I just say whatever words I want, because no matter which words I use, I'm bound to offend someone. So what's the point in worrying?
Seriously guys, words only can mean whatever you want them to mean. They can only kill you if you let them. Only you can decide how something can make you feel. I wish everyone could see the George Carlin special where he talks about how we went from Shell Shock to Post-traumatic Stress Disorder. It's beautiful.
Obviously, not everything applies since this was made in the late 80s/early 90s, but the point is still valid.
Except for when you have severe anxiety caused from people who purposefully have used such words to degrad you. Out of all people, we as writers should know the power words have.
For an example, @Nora
I've always used this as meaning stupid compared to whatever level you're at (like you're a self aware, well educated person and you vote for trump, that's the definition of a "retarded" action) or retarded in time, as in hey we'all make this new bill and oh look it includes all the good old discriminations we got over in the last 15 years. Retarded.
But that's a big issue. By saying "what level you're at" that kinda dehumanizes people with developmental and intellectual disabilities. Because we can't "be held responsible as we don't know any better". I've heard it before as justification, but there's a flaw there. And there are other words that can be used. Many of us don't care about stupid, even though it has the same connotation, or dumb. But I guess it's because those were so long ago that they were used in such a way. Retardation only got taken away as a classification a few years ago. It hasn't been out of practice long enough for it not to be connected.
Another example. Who here has heard the come back "What are you, autistic?" Cause I'm autistic, and every single time I hear that I want to sit whoever it is down and give them a hour long lesson on why who I am is not something to be used as an insult. The way that's used makes who I am out to be a bad thing. Why not just put someone's name in there?
"What are you, Greg? That's so stupid."
Then there's the entire:
"We're not insulting YOU."
Yeah. You kinda are, because I'm not a person with autism. I'm autistic, and a lot of others feel that way. It colors everything about us and how we see things. It can't be separated. By using that as an insult you're using me as an insult, and that's just not cool.
"But you're high functioning!"
Okay, first of all, those labels are kinda trash. Second of all, don't you dare throw other members of the autistic community under the bus to get out of this, because that just makes me even more angry. I've spoken with people on all sides of the spectrum. Nonverbal autistics. Straight A autistics. Autistics who will always be codependent. Autistics who are straight up genius level. Autistics who are still stuck at elementary school level. Guess what, the internet is a great way to find people, and what you see standing face to face isn't all there is to a person.
These are conversations I've had countless times. The disabled community is the largest minority group, and yet we're also the ones that are often looked over.
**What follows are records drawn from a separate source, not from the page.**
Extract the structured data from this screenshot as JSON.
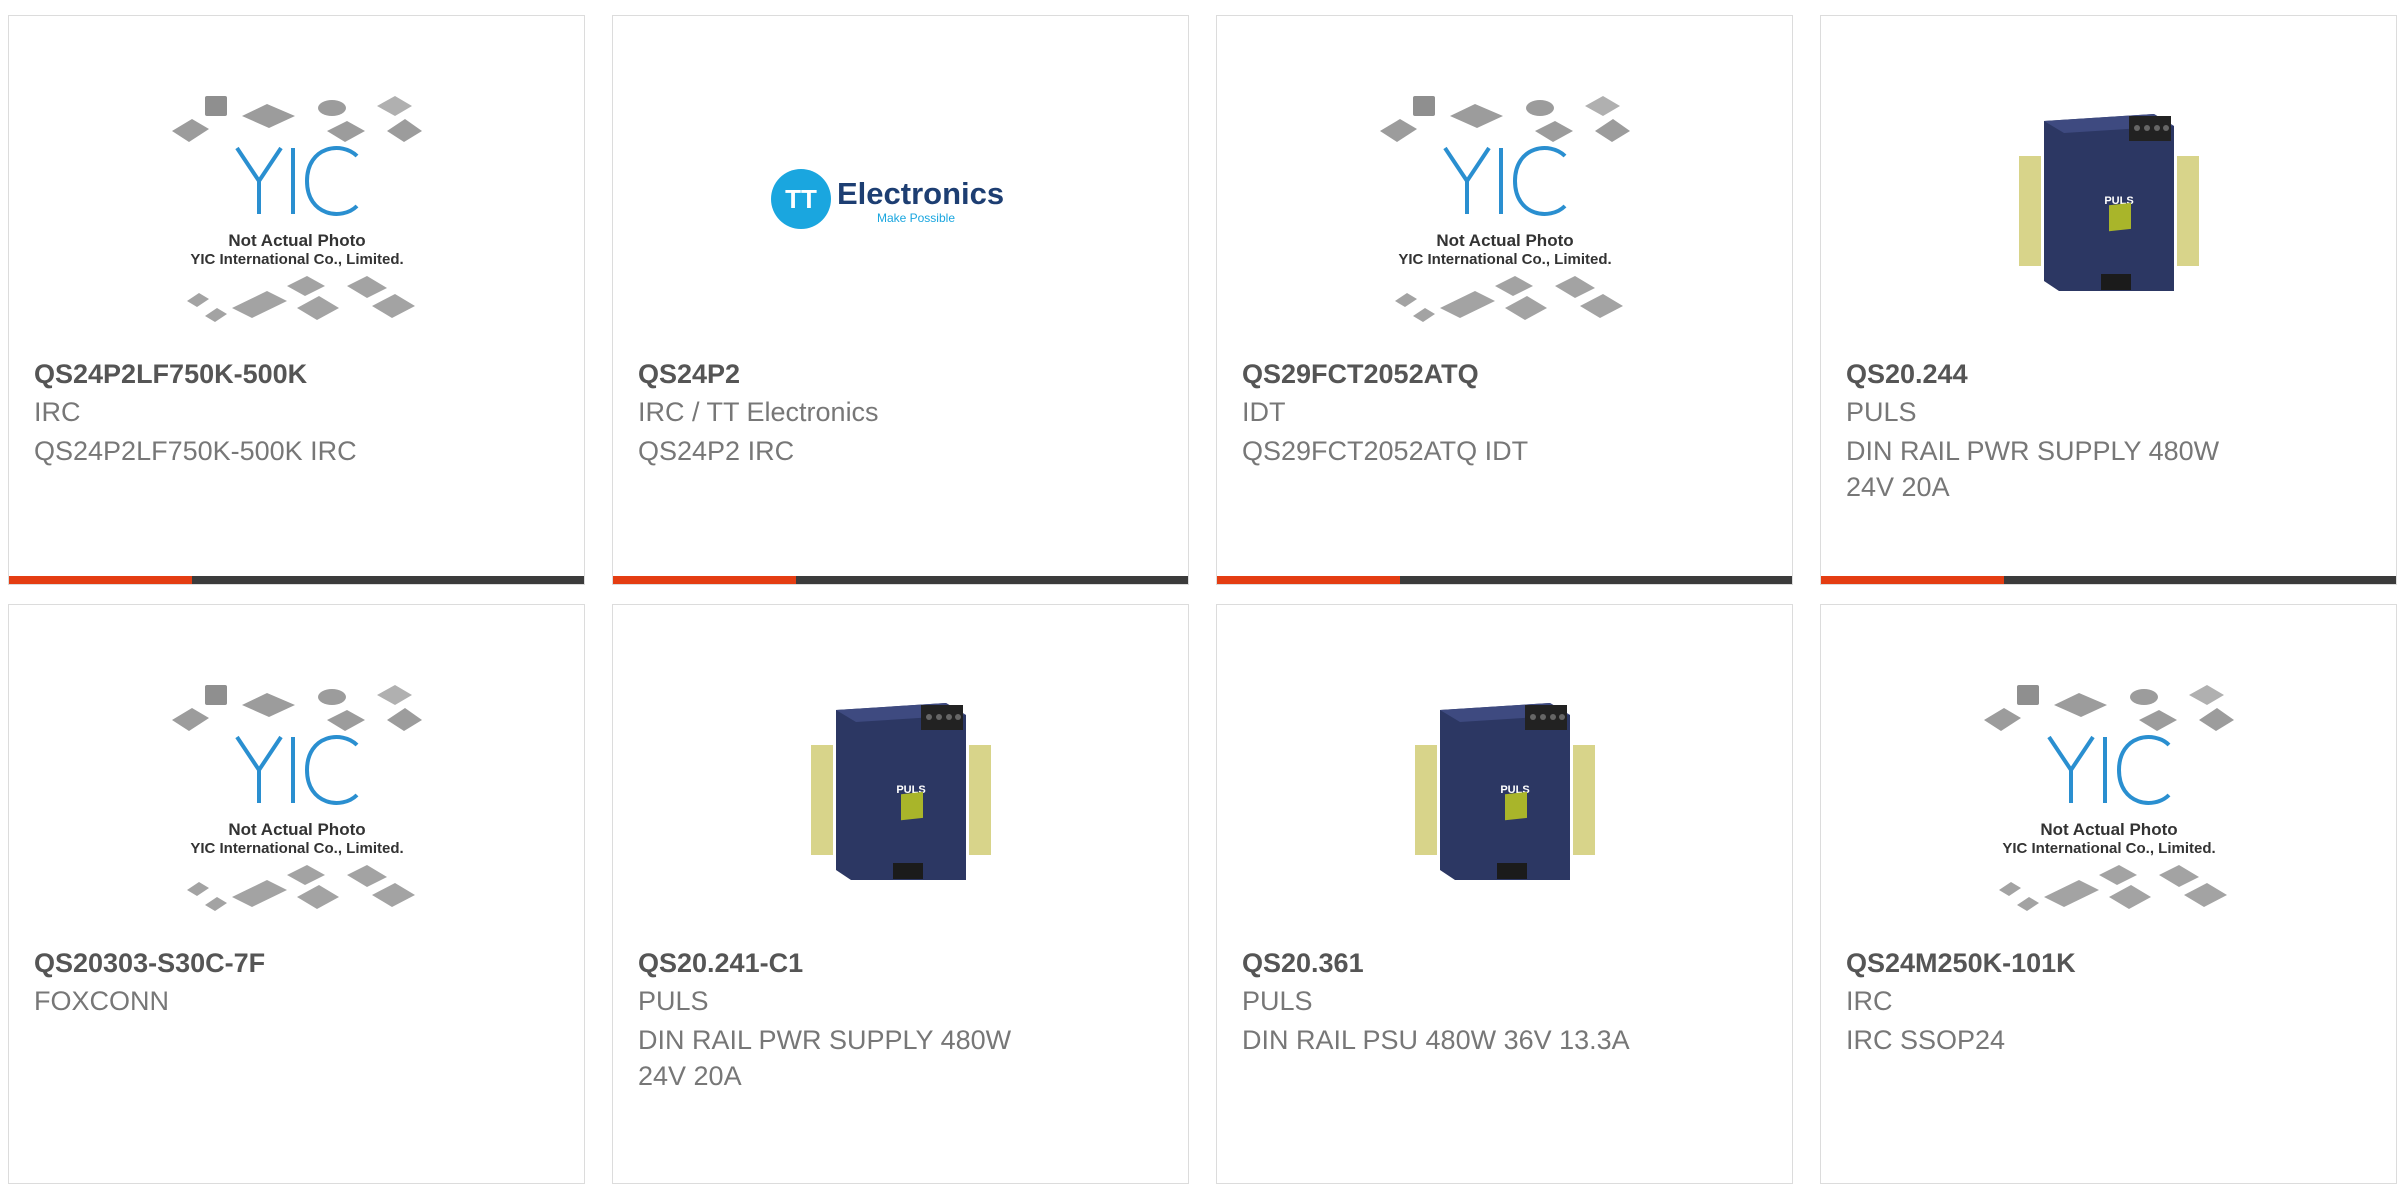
{
  "products": [
    {
      "part": "QS24P2LF750K-500K",
      "manufacturer": "IRC",
      "description": "QS24P2LF750K-500K IRC",
      "image": "yic-placeholder",
      "placeholder_line1": "Not Actual Photo",
      "placeholder_line2": "YIC International Co., Limited."
    },
    {
      "part": "QS24P2",
      "manufacturer": "IRC / TT Electronics",
      "description": "QS24P2 IRC",
      "image": "tt-electronics-logo",
      "logo_text": "Electronics",
      "logo_tagline": "Make Possible",
      "logo_mark": "TT"
    },
    {
      "part": "QS29FCT2052ATQ",
      "manufacturer": "IDT",
      "description": "QS29FCT2052ATQ IDT",
      "image": "yic-placeholder",
      "placeholder_line1": "Not Actual Photo",
      "placeholder_line2": "YIC International Co., Limited."
    },
    {
      "part": "QS20.244",
      "manufacturer": "PULS",
      "description": "DIN RAIL PWR SUPPLY 480W 24V 20A",
      "image": "puls-power-supply",
      "device_brand": "PULS"
    },
    {
      "part": "QS20303-S30C-7F",
      "manufacturer": "FOXCONN",
      "description": "",
      "image": "yic-placeholder",
      "placeholder_line1": "Not Actual Photo",
      "placeholder_line2": "YIC International Co., Limited."
    },
    {
      "part": "QS20.241-C1",
      "manufacturer": "PULS",
      "description": "DIN RAIL PWR SUPPLY 480W 24V 20A",
      "image": "puls-power-supply",
      "device_brand": "PULS"
    },
    {
      "part": "QS20.361",
      "manufacturer": "PULS",
      "description": "DIN RAIL PSU 480W 36V 13.3A",
      "image": "puls-power-supply",
      "device_brand": "PULS"
    },
    {
      "part": "QS24M250K-101K",
      "manufacturer": "IRC",
      "description": "IRC SSOP24",
      "image": "yic-placeholder",
      "placeholder_line1": "Not Actual Photo",
      "placeholder_line2": "YIC International Co., Limited."
    }
  ],
  "colors": {
    "accent": "#e43d12",
    "bar": "#3b3b3b",
    "part_text": "#555555",
    "meta_text": "#777777",
    "tt_blue": "#1aa6df",
    "yic_blue": "#2a8fd0",
    "puls_body": "#2c3763"
  }
}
I just saw the new Power Rangers movie last night, and the Blue Ranger is autistic. You have no idea how happy I was. He was shown as a person. He stimmed like me and was kinda awkward and overshared information. He was enthusiastic. He had special interests. Billy was autistic, and a superhero, and shown as a person instead of a stereotype. He was autistic. He was like me. It's something I wish I had seen growing up, and the funniest thing is he's the crowd favorite of a vast majority of people who went to see the film, and I have to wonder how many have used these insults. The insults I'd heard from my first grade teacher and the bullies at school. The ones that get thrown around at anything anyone doesn't like online.
It's something that really hits, and it IS important to a lot of people. Words matter, and when you use a word from a specific group of people as an insult, that matters.
Try it with races. Genders. Sexualities and see how that sounds. No. That's already been done and it's pretty much accepted it's not a good thing. So why is this different? It really does hurt. So listen to the people who tell you that instead of brushing them off. I think one of the reasons Billy worked so well in that movie, is that his actor did what so many fail at. He sought people out who were on the spectrum and asked them their stories. Ask about what it's like to live with this disability. He listened and didn't tell them what was right and what was wrong about their own lives they've lived, even though so many others have. That was the first time I'd ever gotten to see myself up on a screen without being made into the butt of a joke, or have it centered around how horrible it must be to have autism. It was the first time I saw myself shown, in a famous franchise no less, as a person. And because he listened and showed that, I'm hoping others will be able to grow up seeing us as normal. As people who just see and think a bit different than everyone else.
But that will never happen if we brush off these "small" things that keep happening. If we continue small side comments that dehumanize a group of people. I'm not mad at you, because I know a lot of people don't think about it. But if you don't know how are you ever going to? This is something that's really important to me, and something I think is important for other people to realize. Because in times like these we need to be able to come together and understand each other and listen. And that's not political correctness. That's being a good person.